mentally-ill inmates are not kept in such facilities for unreasonable periods of
time," id., plaintiff's constitutional deprivation resulted proximately from a
custom or policy of the County, see id. at 14-15. Moreover, the court found that
the Commissioners "over a long period of time had their attention repeatedly
called to the inadequacy of these facilities in relation to the problems of
mentally-ill patients ( constituting at least 15% of the total jail population ) who
had to be held in custody in the jail awaiting trial or other dispositions," but that
the County "pursued a policy of indifference to (these) problems." Id. at 12.
These are not findings of vicarious liability but of direct culpability on the part
of the County based upon the failure of its Commissioners adequately to fund
or to oversee the general policies of the county jail. They are not clearly


Finally, we find no reversible error in the trial court's award of attorney's fees.
The Civil Rights Attorney's Fees Awards Act of 1976, 42 U.S.C. 1988,
provides that in certain types of civil rights proceedings, including a 1983
proceeding like the case now before us, "the court, in its discretion, may allow
the prevailing party, other than the United States, a reasonable attorney's fee as
part of the costs." In Francia v. White, 594 F.2d 778, 782 (10th Cir. 1979), we
stated that the fee-award criteria of Johnson v. Georgia Highway Express, Inc.,
488 F.2d 714 (5th Cir. 1974), could assist the trial court in arriving at a fair and
reasonable judgment, but that, contrary to the County's arguments, all of those
criteria did not have to be considered for the court to make a reasonable award.
Accord, Battle v. Anderson, 614 F.2d 251, 258 (10th Cir. 1980). In Gurule v.
Wilson, 635 F.2d 782, 793 (10th Cir. 1980), we noted that the clear intent of
Congress in 1988 was that the trial court award attorney's fees sufficient to
attract and fully to compensate competent counsel.
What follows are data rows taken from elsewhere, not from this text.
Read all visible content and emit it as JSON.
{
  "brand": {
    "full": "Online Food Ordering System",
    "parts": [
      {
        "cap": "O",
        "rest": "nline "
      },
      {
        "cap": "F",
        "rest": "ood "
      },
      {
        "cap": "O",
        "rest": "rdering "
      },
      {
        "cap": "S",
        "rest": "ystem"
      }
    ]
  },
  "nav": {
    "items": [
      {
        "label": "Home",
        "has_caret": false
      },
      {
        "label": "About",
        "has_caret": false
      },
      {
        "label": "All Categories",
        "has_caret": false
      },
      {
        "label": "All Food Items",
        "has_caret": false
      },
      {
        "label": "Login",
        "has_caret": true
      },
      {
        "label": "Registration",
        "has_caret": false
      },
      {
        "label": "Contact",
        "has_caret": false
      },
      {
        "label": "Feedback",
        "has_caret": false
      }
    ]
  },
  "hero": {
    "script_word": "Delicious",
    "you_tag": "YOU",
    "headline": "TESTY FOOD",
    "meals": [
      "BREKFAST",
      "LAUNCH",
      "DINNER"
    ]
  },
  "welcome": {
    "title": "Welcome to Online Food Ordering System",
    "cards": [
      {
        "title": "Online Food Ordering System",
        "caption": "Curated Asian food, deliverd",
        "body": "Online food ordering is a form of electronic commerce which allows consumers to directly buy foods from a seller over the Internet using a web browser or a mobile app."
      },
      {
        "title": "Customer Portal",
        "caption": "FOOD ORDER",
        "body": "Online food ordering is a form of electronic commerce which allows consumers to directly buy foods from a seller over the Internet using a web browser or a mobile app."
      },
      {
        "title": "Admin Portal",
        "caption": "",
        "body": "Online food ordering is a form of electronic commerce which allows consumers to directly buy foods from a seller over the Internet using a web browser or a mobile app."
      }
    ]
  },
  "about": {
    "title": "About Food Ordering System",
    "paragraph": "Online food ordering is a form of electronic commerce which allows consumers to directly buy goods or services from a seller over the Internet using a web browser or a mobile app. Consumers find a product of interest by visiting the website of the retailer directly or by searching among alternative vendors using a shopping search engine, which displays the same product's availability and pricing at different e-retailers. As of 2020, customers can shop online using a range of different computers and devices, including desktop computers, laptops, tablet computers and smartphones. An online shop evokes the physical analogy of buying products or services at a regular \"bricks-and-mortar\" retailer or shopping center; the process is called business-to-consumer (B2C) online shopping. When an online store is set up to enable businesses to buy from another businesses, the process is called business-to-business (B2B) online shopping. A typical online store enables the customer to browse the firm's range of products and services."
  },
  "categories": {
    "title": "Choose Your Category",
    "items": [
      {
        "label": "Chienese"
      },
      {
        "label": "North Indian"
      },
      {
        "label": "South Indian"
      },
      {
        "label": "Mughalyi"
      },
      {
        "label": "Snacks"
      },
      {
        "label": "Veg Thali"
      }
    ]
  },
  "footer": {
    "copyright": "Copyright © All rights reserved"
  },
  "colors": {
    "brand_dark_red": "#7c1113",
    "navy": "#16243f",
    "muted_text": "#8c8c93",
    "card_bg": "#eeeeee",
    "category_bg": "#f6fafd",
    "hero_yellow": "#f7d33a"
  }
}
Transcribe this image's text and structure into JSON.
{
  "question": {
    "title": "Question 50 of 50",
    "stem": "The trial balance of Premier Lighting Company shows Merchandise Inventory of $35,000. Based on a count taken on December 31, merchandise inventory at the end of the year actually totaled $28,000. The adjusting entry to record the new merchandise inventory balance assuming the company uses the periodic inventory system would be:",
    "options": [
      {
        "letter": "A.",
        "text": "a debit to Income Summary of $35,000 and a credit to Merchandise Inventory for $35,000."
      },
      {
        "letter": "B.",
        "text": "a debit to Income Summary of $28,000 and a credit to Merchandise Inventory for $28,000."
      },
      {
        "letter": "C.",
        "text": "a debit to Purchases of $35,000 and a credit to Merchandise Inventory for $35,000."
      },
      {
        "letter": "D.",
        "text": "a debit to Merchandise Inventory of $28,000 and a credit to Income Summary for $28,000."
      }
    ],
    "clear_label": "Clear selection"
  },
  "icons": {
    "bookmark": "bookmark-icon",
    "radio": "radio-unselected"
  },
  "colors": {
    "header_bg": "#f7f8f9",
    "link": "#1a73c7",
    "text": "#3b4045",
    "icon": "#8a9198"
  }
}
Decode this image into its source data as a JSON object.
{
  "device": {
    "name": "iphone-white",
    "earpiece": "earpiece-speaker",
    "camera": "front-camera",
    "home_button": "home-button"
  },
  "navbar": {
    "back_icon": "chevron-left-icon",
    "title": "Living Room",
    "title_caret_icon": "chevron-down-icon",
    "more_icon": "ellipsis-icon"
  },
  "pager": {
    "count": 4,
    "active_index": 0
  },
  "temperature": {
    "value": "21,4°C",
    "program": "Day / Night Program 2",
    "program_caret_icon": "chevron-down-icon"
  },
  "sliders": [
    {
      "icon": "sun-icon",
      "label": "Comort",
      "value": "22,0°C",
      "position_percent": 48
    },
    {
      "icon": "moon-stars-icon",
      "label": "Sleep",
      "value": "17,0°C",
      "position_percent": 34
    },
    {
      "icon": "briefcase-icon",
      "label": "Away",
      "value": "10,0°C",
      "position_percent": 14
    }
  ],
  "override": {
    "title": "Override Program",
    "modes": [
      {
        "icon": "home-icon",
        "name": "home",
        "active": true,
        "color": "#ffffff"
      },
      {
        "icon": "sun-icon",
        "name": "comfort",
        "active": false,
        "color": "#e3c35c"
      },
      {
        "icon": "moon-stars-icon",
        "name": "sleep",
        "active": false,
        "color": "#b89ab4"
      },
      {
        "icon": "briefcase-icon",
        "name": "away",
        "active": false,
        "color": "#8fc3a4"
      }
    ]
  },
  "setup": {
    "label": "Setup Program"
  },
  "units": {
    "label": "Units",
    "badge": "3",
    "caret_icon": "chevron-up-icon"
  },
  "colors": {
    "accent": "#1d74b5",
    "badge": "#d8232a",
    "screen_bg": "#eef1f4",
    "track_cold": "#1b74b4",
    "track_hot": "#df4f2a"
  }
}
We stated further that
attorney's fees should not be awarded for the pursuit of any frivolous issues or
issues asserted in bad faith, but that they may be awarded for work upon issues
of fact or law upon which plaintiff ultimately did not prevail so long as they
were reasonably calculated to promote the client's interest. See id. at 793-94.
Finally, we ruled that in making its award, "the court should articulate its
reasoning to demonstrate how it reached its conclusion." Id. at 794. The trial
court followed these guidelines, and we can find no grounds for concluding
that in applying them the court abused its discretion.


Plaintiff is also entitled to fair and reasonable attorney's fees for work done on
this appeal and in resolving the fee issue itself. Love v. Mayor, City of
Cheyenne, 620 F.2d 235, 237 (10th Cir. 1980). Accord, Gurule v. Wilson, 635
F.2d at 792. The trial court, however, did not state that it had considered an
award of fees for the resolution of the fee issue itself. Accordingly, we remand
this cause with a directive to the trial court to award reasonable attorney's fees
for work done on this appeal and to consider whether any additional attorney's
fees are appropriate for work done in resolving the fee issue itself.



This failure of the court-appointed attorney to demand a hearing on behalf of

plaintiff or to make some other effective challenge to the extreme conditions or
length of plaintiff's confinement does not alter our analysis. The County has
made no supportable suggestion that plaintiff waived his right to any of these

remedies. Although the County did file a third-party complaint against the
attorney, the court dismissed this third-party action, and the County has not
appealed that dismissal

A determination of guilt in this case would not have altered our decision. The
district court found that plaintiff's confinement subjected him to cruel and
unusual punishment in violation of the eighth and fourteenth amendments.
While we find that the eighth amendment standards for determining whether
government action amounts to cruel and unusual punishment are not directly
applicable until after guilt has been determined, see Bell v. Wolfish, 441 U.S. at
535 n.16, 99 S.Ct. at 1872 n.16, an analysis of this state action under those
standards makes clear that, however imposed, plaintiff was unconstitutionally
punished and is entitled to relief